#### Task
State the number of lines in the listing that contain "header". No further words are expected.

____

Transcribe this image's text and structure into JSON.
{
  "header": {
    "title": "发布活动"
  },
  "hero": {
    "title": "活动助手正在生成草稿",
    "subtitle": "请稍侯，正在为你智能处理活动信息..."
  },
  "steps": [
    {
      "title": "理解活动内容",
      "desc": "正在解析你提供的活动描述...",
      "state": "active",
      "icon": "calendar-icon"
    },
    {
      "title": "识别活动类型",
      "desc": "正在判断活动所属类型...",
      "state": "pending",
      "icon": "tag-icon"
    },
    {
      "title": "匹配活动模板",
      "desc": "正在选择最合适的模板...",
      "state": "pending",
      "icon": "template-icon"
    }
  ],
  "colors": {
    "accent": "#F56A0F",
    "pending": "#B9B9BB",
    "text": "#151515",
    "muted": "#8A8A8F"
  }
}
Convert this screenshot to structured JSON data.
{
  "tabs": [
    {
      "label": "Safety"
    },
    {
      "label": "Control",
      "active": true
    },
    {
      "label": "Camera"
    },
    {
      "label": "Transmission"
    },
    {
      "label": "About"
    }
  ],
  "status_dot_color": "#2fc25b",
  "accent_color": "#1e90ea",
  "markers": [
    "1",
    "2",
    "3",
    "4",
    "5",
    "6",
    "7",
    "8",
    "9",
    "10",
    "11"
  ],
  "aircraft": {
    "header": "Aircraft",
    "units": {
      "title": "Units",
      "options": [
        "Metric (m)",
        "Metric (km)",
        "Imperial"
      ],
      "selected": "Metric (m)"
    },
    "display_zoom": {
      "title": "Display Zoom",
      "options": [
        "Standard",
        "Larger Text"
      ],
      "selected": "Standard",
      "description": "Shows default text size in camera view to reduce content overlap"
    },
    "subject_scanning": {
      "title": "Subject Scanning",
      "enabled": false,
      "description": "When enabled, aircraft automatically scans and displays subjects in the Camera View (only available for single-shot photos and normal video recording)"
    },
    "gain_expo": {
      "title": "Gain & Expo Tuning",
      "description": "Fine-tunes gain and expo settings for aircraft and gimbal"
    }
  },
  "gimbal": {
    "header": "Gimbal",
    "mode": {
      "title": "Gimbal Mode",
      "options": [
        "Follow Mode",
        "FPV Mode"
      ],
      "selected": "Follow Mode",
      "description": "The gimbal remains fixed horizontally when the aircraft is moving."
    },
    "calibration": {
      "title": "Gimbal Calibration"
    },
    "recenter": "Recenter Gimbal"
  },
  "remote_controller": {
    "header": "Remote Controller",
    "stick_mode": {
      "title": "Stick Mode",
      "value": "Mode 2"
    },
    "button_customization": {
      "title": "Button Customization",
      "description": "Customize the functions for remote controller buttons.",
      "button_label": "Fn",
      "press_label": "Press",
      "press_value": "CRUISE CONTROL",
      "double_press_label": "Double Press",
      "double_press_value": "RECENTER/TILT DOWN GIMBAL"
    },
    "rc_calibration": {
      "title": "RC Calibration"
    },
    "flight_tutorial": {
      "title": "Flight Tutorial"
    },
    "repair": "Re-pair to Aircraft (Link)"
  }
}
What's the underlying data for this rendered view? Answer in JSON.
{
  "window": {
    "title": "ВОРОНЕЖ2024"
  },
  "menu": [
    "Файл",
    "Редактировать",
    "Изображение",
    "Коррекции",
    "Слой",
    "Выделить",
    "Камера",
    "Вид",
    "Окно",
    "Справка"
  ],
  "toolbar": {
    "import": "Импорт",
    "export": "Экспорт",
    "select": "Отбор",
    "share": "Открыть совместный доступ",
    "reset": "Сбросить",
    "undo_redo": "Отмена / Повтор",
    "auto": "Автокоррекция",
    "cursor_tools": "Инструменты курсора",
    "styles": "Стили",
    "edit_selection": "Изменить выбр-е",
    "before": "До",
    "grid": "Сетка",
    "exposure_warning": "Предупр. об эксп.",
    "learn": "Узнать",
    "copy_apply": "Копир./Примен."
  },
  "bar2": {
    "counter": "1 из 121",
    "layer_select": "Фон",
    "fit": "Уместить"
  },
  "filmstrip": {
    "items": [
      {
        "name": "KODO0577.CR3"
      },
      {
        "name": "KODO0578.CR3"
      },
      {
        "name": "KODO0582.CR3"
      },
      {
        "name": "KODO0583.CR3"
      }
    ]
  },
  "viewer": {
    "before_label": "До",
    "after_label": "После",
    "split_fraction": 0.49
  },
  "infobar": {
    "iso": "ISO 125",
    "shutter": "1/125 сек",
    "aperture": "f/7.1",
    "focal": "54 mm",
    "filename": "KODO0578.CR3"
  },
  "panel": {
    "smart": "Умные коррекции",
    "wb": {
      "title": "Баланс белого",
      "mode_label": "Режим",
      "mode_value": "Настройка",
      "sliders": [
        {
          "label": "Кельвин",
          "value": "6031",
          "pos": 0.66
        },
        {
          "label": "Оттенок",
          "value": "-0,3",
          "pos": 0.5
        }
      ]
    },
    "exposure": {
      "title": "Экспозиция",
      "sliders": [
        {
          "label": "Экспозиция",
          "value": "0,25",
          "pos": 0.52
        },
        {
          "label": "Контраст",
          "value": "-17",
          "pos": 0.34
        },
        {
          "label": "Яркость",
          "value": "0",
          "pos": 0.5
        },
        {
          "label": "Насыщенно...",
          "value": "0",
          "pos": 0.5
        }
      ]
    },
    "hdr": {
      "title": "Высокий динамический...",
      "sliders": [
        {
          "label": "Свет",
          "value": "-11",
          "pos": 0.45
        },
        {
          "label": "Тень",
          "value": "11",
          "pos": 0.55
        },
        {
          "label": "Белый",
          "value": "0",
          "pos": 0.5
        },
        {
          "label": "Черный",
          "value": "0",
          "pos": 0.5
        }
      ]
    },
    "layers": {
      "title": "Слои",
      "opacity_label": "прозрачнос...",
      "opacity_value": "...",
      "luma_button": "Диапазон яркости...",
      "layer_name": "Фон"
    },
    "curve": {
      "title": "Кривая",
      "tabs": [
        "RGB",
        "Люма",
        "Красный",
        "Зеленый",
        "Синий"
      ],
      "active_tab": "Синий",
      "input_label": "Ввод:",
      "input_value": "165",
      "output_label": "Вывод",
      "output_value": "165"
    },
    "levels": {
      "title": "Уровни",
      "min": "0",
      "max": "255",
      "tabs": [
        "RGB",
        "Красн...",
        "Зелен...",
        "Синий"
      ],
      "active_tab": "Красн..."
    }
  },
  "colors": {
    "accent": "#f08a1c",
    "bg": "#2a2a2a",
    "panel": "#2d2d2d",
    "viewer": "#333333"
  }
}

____

#### Written reply
4